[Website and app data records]
========

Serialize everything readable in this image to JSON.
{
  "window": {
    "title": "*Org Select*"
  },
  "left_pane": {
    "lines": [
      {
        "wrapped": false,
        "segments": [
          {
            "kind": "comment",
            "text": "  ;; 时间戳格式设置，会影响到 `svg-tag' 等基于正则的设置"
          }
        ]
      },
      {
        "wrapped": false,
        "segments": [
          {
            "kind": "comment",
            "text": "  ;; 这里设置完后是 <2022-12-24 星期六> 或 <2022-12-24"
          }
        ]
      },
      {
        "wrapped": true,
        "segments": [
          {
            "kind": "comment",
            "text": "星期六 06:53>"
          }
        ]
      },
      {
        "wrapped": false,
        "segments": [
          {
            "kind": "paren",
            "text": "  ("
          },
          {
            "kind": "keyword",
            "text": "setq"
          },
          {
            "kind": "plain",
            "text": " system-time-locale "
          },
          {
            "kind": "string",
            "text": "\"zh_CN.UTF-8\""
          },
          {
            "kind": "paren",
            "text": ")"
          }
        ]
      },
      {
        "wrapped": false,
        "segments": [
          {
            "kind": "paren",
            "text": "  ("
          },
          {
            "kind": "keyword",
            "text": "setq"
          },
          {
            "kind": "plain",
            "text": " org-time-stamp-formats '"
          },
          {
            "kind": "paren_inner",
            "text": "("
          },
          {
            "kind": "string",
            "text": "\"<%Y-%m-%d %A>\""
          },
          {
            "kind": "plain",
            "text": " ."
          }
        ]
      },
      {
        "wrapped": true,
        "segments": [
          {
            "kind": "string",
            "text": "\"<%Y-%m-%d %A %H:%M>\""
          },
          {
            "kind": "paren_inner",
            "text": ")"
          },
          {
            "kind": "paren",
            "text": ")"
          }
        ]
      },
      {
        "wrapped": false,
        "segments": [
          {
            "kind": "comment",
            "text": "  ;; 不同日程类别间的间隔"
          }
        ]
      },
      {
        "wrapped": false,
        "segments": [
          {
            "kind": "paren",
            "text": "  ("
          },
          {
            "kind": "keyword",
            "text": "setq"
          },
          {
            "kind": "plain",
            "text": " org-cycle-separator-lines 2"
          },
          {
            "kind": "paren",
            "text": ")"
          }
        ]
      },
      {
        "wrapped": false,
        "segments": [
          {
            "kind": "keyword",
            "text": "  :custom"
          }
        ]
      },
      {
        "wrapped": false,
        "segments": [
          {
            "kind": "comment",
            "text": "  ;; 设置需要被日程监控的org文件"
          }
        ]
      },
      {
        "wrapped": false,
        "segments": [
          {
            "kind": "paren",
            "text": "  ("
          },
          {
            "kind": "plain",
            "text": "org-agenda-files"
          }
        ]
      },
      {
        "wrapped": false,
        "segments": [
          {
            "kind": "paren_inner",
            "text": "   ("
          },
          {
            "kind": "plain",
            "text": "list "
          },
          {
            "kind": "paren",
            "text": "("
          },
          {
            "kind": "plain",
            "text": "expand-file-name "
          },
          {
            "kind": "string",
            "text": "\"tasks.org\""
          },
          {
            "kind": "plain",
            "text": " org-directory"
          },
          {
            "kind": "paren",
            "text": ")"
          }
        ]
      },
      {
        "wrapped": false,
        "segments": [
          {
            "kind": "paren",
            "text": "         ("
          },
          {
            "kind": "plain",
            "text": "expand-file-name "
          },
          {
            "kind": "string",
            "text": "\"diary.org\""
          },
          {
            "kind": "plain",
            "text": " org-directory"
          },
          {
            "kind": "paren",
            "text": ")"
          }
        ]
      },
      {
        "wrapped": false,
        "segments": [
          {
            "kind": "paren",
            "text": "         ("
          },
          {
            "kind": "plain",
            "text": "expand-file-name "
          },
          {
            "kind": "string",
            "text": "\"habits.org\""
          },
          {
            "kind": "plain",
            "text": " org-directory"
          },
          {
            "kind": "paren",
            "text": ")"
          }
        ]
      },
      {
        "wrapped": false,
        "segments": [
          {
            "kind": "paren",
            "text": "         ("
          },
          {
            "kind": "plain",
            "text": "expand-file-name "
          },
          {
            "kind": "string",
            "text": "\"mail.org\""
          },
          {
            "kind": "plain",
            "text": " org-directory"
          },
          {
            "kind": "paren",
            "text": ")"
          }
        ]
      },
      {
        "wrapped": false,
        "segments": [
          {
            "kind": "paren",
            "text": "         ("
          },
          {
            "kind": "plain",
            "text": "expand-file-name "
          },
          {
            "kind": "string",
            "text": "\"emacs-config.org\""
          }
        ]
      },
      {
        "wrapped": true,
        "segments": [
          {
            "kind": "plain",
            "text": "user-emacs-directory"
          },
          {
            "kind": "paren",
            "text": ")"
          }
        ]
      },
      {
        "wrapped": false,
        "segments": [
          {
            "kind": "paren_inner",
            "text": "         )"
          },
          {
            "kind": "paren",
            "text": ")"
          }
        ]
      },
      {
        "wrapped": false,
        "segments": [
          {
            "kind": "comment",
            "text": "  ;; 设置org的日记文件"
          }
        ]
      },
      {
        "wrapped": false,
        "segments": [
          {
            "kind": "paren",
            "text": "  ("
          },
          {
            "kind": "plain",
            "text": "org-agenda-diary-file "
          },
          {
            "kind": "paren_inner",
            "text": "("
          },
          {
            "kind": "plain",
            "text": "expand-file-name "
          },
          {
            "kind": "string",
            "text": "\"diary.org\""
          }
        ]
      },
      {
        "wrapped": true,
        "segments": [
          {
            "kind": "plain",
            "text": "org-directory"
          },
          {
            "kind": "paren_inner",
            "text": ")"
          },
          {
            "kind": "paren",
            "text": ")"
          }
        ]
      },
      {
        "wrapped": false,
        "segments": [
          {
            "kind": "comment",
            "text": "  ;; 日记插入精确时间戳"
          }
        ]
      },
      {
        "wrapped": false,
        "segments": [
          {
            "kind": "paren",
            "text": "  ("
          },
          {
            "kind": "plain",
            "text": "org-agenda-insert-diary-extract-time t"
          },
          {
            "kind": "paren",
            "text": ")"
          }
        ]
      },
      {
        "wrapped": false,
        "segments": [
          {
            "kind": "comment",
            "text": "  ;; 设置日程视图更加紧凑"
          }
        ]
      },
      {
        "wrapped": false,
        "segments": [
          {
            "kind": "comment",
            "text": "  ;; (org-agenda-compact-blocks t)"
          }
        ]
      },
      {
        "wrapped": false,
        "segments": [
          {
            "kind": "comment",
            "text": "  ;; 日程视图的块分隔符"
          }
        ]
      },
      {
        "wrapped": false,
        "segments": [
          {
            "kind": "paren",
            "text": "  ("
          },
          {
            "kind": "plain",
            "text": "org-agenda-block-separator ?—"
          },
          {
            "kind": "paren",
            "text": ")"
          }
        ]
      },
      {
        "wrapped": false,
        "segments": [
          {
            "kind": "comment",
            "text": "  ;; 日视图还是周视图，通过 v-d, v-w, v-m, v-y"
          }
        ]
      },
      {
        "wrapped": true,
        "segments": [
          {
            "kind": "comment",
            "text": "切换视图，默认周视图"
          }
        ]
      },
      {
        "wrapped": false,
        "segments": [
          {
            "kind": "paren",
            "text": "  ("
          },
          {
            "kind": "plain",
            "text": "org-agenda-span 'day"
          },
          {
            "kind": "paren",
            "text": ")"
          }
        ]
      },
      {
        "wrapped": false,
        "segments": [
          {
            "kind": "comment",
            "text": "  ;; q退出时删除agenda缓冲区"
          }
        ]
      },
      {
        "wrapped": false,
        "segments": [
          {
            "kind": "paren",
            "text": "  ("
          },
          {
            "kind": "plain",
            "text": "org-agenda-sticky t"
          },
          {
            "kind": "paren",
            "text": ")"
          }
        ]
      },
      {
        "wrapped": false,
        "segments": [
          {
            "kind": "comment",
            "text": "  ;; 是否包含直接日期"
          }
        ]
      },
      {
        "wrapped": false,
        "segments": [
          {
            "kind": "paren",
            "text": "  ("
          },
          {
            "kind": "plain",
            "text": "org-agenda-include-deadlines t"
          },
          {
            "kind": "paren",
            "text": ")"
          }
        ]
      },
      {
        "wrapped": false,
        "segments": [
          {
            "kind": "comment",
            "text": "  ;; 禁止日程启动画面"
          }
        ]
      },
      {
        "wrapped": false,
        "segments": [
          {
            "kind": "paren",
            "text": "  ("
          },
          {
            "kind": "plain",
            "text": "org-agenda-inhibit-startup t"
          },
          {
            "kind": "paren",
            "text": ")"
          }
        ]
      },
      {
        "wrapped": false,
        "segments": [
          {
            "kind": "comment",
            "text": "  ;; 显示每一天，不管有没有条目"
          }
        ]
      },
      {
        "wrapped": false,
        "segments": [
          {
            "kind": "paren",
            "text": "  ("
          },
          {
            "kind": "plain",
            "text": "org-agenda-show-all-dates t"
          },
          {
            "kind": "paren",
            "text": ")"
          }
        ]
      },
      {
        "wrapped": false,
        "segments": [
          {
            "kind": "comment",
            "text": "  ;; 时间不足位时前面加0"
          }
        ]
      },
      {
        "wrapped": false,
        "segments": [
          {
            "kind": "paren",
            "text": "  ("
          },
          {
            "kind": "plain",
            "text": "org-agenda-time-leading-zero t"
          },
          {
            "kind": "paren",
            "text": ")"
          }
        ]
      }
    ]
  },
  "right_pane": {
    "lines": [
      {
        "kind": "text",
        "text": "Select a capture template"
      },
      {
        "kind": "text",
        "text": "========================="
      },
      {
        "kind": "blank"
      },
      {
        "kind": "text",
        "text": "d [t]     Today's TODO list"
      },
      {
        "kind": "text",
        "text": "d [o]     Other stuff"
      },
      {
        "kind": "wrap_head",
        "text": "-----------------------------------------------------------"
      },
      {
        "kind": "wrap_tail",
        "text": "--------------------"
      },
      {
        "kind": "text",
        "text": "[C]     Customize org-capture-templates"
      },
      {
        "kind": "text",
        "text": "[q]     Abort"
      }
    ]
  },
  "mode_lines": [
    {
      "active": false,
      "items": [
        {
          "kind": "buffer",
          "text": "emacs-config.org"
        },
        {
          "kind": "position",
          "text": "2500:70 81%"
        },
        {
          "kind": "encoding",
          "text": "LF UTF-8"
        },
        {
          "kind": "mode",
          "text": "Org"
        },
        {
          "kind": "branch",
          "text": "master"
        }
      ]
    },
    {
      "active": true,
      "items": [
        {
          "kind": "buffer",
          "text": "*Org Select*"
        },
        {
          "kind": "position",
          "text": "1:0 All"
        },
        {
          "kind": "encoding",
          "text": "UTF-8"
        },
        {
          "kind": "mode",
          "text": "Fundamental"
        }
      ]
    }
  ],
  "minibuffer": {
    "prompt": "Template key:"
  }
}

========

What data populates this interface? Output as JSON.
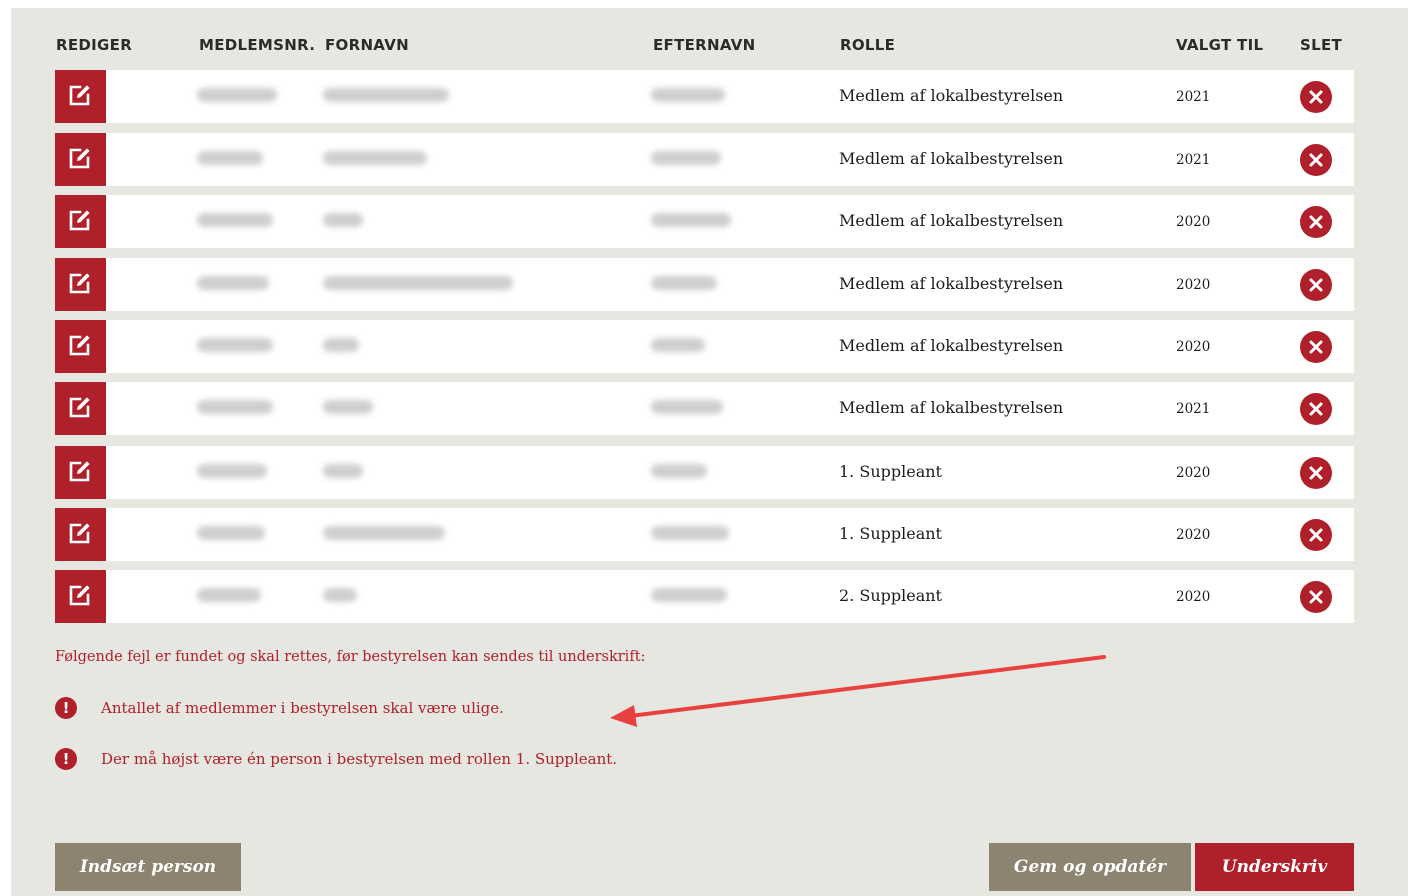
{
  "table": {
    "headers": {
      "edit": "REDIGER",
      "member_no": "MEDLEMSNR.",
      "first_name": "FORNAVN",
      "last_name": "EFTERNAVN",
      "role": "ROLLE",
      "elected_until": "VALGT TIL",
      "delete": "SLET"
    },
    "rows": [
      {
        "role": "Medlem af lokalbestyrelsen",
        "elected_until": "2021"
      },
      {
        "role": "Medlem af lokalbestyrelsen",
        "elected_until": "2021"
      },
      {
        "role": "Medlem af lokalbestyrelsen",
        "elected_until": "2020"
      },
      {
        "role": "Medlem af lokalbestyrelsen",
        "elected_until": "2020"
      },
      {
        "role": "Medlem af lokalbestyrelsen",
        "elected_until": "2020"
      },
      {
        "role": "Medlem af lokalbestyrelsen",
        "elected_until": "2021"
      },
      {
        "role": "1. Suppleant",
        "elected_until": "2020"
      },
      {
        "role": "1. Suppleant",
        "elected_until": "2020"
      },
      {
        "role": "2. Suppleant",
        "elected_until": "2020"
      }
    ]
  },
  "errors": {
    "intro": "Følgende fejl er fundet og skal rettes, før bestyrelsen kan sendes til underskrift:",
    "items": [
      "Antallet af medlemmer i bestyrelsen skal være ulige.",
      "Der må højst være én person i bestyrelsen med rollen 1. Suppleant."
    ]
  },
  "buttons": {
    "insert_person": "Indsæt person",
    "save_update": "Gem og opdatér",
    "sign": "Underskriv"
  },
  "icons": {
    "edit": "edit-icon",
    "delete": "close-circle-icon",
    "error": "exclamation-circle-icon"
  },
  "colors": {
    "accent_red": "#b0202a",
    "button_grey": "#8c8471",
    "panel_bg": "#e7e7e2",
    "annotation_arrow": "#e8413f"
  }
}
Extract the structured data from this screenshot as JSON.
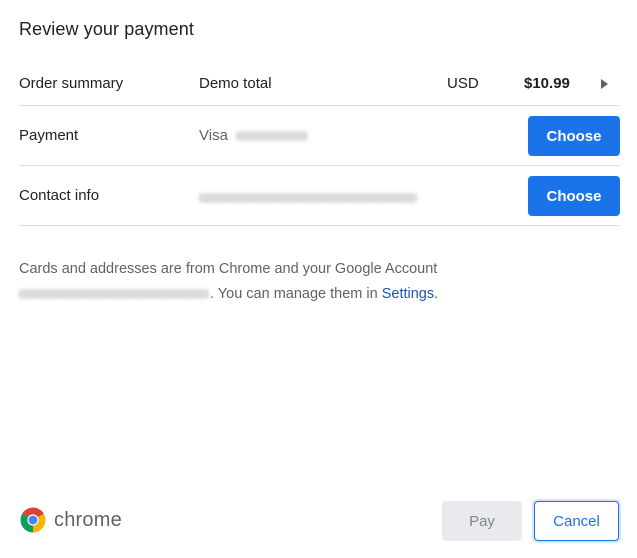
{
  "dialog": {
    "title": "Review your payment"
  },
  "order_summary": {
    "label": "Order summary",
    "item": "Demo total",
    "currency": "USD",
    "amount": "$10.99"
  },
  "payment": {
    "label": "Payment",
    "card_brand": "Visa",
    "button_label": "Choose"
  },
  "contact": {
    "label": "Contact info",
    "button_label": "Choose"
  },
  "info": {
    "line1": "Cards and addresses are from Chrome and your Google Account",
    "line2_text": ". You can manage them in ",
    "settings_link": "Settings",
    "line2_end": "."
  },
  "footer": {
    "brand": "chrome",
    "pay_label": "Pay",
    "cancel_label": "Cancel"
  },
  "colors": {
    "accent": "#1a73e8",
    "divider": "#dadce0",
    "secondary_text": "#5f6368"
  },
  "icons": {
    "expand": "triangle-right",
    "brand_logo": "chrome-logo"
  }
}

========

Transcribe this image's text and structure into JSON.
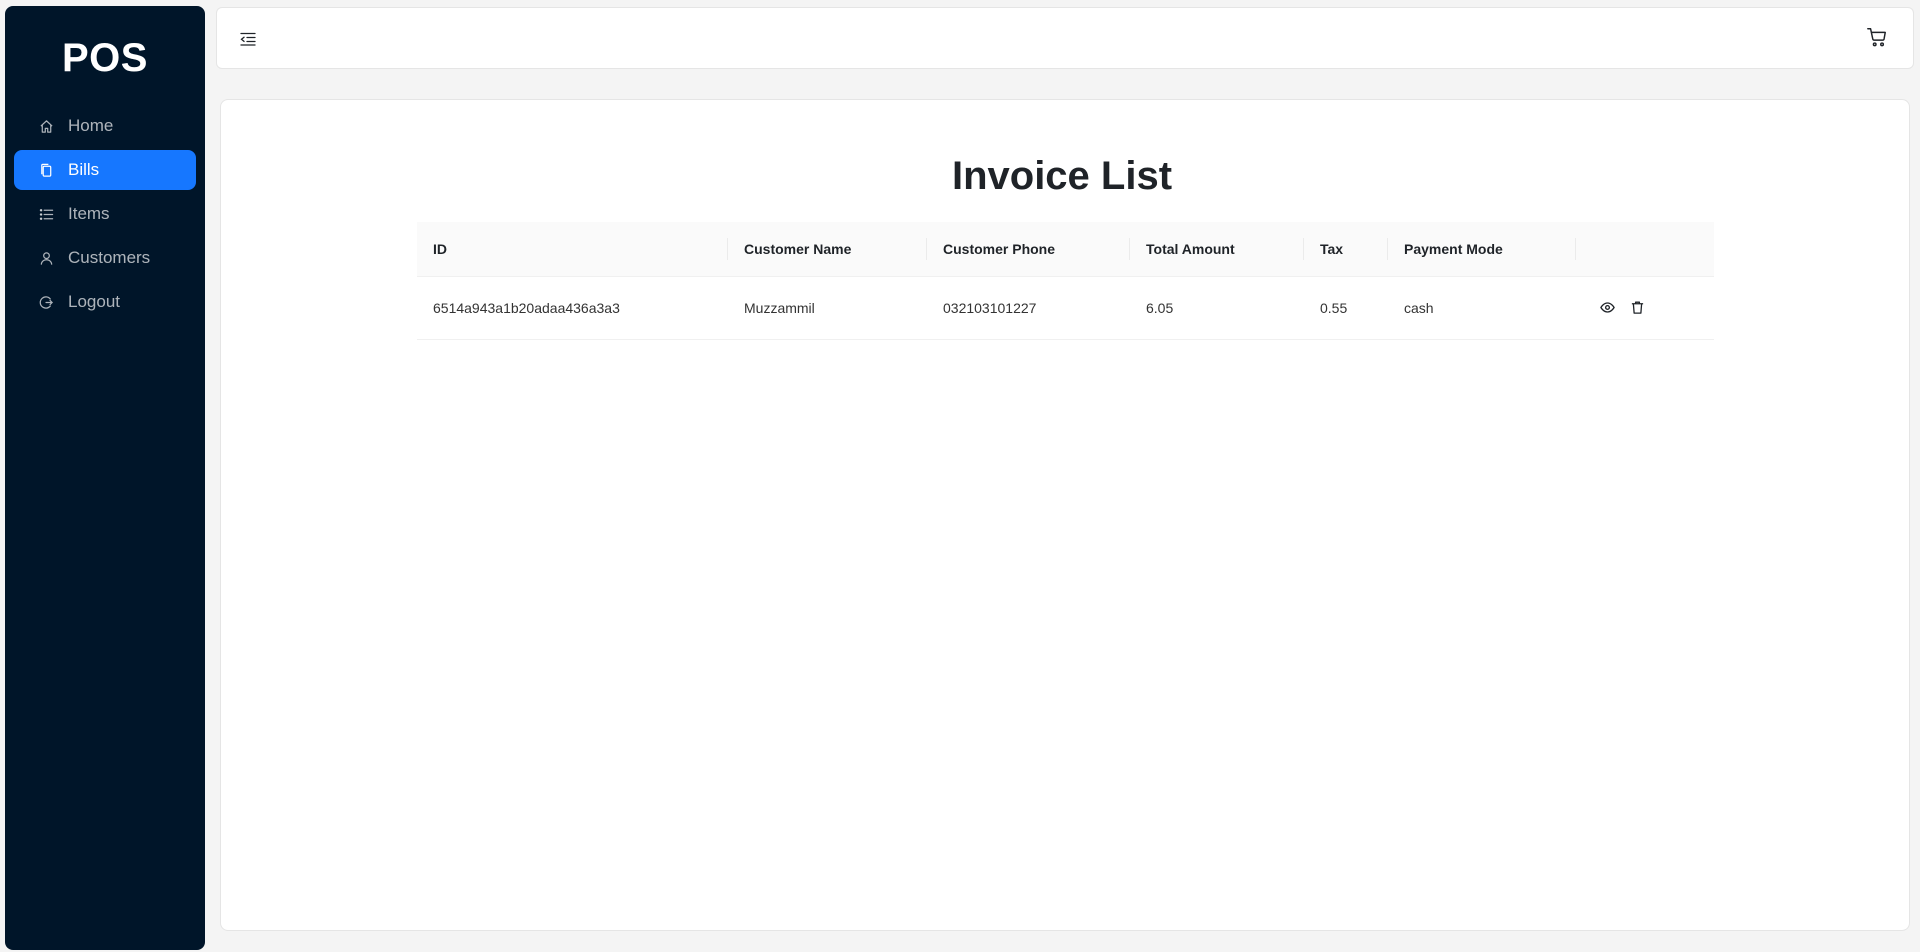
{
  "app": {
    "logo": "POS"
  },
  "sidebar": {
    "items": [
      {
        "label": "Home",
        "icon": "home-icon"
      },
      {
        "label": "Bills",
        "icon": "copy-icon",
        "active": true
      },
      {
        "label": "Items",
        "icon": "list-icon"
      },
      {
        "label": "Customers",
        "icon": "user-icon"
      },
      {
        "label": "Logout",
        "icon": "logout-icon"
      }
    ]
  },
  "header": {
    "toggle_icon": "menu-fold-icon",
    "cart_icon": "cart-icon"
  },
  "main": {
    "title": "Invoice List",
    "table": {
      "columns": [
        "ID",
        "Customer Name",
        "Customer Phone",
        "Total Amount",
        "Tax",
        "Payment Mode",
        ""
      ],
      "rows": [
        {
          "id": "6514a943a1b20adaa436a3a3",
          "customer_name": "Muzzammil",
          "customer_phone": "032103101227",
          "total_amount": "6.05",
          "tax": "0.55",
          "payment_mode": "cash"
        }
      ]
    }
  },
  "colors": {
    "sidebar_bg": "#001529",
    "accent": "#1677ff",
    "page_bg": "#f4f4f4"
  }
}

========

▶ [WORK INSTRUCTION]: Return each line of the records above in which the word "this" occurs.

▶ [REPLY]:
Serialize everything readable in this image to JSON.
What data populates this interface? Output as JSON.
Extract the structured data from this screenshot as JSON.
Transcribe this image's text and structure into JSON.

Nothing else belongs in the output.